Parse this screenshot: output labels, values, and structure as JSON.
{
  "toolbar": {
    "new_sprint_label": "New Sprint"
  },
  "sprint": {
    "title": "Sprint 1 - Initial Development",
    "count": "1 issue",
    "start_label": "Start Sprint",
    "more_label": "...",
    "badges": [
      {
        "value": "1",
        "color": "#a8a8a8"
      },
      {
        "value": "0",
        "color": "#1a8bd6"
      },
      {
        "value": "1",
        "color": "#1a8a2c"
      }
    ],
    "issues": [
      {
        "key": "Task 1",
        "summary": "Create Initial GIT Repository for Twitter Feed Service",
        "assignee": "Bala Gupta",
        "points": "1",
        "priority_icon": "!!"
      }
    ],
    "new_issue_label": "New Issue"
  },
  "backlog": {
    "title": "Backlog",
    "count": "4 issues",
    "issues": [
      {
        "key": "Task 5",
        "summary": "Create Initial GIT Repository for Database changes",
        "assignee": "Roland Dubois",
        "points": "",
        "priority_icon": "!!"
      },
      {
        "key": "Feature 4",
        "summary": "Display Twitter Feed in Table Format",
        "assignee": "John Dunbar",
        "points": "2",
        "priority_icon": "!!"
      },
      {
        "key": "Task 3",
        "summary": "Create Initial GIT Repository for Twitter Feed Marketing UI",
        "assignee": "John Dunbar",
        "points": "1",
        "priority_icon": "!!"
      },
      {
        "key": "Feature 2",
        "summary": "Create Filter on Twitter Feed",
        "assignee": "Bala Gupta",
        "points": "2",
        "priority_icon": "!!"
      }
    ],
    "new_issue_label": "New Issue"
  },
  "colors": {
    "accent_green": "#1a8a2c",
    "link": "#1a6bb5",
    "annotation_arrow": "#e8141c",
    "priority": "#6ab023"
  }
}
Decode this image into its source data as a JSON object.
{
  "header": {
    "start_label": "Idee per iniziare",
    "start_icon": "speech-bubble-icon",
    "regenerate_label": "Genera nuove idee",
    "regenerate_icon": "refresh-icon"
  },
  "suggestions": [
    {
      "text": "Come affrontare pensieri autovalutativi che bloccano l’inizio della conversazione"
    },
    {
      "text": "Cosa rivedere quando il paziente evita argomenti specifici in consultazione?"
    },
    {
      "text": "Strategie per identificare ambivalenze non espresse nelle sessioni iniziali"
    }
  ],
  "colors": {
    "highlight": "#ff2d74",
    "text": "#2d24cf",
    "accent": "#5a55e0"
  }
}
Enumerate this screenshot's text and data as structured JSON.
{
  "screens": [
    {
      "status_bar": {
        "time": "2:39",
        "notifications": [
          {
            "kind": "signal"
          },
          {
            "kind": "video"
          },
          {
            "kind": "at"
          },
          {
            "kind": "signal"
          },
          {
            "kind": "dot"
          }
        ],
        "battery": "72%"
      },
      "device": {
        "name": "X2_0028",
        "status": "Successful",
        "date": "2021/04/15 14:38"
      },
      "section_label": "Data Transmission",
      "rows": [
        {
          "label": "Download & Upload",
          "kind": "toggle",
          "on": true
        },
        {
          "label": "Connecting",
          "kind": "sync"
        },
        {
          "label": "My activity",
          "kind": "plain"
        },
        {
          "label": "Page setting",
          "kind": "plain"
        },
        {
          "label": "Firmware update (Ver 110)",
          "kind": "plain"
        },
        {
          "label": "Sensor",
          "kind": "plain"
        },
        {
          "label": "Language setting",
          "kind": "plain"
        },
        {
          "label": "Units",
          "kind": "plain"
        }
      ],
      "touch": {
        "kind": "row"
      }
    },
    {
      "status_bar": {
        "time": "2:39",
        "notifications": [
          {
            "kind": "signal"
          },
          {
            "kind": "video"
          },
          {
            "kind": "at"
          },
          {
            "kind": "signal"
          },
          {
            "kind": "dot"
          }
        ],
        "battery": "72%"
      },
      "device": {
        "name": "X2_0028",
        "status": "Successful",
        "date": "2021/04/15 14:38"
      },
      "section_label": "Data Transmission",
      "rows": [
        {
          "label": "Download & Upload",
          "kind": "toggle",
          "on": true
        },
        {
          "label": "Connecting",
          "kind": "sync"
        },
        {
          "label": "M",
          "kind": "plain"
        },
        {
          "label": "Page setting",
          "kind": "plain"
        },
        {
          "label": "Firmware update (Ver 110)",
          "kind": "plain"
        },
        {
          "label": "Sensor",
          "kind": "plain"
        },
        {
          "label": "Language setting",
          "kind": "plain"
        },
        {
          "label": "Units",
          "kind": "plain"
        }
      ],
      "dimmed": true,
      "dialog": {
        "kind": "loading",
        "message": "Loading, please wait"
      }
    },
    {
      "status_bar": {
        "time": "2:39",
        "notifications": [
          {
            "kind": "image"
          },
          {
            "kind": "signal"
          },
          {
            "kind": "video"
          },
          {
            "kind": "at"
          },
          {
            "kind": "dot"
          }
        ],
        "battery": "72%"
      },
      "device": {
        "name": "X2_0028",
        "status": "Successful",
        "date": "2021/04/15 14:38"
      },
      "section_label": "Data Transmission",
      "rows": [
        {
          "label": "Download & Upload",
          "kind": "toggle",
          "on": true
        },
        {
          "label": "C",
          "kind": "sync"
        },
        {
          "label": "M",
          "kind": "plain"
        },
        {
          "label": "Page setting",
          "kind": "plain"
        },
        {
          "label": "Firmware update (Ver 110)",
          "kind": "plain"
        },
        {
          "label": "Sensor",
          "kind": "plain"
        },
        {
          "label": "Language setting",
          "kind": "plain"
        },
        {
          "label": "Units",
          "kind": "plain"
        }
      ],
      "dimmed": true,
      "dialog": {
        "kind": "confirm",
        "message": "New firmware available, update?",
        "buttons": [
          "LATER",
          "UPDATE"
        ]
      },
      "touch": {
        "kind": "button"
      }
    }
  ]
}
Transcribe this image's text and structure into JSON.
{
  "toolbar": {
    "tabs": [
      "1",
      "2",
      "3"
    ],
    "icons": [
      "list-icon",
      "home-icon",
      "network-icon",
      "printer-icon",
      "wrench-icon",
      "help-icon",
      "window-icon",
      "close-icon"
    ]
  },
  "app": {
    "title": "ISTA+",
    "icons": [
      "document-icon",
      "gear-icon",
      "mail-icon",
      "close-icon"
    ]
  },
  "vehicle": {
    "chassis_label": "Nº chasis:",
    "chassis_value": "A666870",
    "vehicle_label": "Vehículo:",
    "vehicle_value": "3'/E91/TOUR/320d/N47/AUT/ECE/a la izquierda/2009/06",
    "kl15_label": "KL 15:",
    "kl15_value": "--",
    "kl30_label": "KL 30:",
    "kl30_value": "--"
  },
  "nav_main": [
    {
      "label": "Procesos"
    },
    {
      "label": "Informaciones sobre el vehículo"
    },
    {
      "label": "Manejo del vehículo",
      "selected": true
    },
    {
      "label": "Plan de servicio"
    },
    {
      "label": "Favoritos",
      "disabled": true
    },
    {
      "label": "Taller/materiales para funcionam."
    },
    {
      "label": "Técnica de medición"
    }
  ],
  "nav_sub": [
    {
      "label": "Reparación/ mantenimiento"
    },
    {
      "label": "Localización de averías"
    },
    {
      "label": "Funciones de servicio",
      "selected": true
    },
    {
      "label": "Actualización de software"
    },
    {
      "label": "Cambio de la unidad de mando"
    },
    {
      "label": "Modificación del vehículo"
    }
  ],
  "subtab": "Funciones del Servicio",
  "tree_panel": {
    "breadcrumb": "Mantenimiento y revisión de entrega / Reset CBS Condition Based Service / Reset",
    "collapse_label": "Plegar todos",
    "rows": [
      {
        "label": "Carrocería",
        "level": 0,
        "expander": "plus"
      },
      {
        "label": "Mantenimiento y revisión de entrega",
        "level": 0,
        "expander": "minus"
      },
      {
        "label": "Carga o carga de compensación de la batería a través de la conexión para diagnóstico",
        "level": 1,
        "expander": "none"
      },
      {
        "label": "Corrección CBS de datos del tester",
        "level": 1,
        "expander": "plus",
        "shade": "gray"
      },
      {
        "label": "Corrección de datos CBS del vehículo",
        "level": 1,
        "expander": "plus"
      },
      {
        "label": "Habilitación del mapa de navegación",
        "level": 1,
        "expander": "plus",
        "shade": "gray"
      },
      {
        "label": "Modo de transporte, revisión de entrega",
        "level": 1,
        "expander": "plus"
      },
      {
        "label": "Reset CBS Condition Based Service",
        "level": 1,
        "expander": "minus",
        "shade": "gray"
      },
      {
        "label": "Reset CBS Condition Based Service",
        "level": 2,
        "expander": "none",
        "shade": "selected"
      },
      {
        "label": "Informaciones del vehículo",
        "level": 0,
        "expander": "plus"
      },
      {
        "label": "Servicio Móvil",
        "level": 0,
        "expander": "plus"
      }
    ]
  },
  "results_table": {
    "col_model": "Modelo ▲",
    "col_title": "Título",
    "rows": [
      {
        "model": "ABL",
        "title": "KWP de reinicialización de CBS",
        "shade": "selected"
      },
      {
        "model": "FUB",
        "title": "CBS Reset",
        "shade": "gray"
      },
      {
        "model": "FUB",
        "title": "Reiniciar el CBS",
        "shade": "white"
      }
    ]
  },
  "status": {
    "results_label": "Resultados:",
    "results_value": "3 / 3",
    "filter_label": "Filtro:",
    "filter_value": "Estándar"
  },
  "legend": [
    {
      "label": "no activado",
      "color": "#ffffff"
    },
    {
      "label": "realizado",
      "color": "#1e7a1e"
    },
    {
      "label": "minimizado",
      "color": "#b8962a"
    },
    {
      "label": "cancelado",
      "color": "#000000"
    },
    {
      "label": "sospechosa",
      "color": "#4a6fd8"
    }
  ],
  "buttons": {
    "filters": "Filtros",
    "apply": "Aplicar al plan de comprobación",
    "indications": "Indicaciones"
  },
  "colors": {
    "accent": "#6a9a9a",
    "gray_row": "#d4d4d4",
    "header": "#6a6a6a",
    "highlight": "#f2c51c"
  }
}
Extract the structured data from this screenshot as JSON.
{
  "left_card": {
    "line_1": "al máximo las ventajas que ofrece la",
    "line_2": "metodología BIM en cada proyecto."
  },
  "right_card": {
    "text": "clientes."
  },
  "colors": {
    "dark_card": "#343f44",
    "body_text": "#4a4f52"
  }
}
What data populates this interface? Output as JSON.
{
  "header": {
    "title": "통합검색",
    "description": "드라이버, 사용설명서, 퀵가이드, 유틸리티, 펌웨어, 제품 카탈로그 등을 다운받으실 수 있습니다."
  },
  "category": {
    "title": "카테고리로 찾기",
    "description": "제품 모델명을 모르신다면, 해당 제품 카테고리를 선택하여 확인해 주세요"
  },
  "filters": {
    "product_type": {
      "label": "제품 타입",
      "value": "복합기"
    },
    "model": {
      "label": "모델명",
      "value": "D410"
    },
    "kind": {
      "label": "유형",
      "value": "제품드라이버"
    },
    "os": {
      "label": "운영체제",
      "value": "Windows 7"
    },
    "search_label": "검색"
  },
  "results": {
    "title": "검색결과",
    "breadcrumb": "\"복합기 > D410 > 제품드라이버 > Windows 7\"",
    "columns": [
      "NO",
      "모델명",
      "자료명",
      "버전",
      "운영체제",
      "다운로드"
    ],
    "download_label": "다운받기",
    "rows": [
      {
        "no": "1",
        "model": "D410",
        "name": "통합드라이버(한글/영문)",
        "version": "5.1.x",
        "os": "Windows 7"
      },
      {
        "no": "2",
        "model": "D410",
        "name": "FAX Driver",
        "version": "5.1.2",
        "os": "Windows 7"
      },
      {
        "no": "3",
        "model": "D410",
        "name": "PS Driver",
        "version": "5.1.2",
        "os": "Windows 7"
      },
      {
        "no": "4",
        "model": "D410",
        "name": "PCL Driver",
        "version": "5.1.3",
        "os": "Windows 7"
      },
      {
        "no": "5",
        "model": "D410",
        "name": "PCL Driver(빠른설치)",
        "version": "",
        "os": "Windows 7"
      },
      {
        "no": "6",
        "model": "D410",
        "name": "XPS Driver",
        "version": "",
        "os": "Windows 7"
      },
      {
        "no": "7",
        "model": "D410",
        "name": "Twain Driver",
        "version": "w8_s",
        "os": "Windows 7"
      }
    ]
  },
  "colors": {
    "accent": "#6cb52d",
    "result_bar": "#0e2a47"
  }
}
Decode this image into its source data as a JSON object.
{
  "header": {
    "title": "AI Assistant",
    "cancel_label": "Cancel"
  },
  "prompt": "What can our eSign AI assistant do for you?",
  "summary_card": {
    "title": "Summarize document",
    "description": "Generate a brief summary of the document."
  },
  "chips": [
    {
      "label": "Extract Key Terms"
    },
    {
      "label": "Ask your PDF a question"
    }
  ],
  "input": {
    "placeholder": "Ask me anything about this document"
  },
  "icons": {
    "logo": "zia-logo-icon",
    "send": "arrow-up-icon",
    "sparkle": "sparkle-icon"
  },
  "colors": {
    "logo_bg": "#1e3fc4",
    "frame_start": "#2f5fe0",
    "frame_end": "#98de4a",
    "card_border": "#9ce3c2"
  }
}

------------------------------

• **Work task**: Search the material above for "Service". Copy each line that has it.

• **Response**:
        "summary": "Create Initial GIT Repository for Twitter Feed Service",
    "breadcrumb": "Mantenimiento y revisión de entrega / Reset CBS Condition Based Service / Reset",
        "label": "Reset CBS Condition Based Service",
        "label": "Reset CBS Condition Based Service",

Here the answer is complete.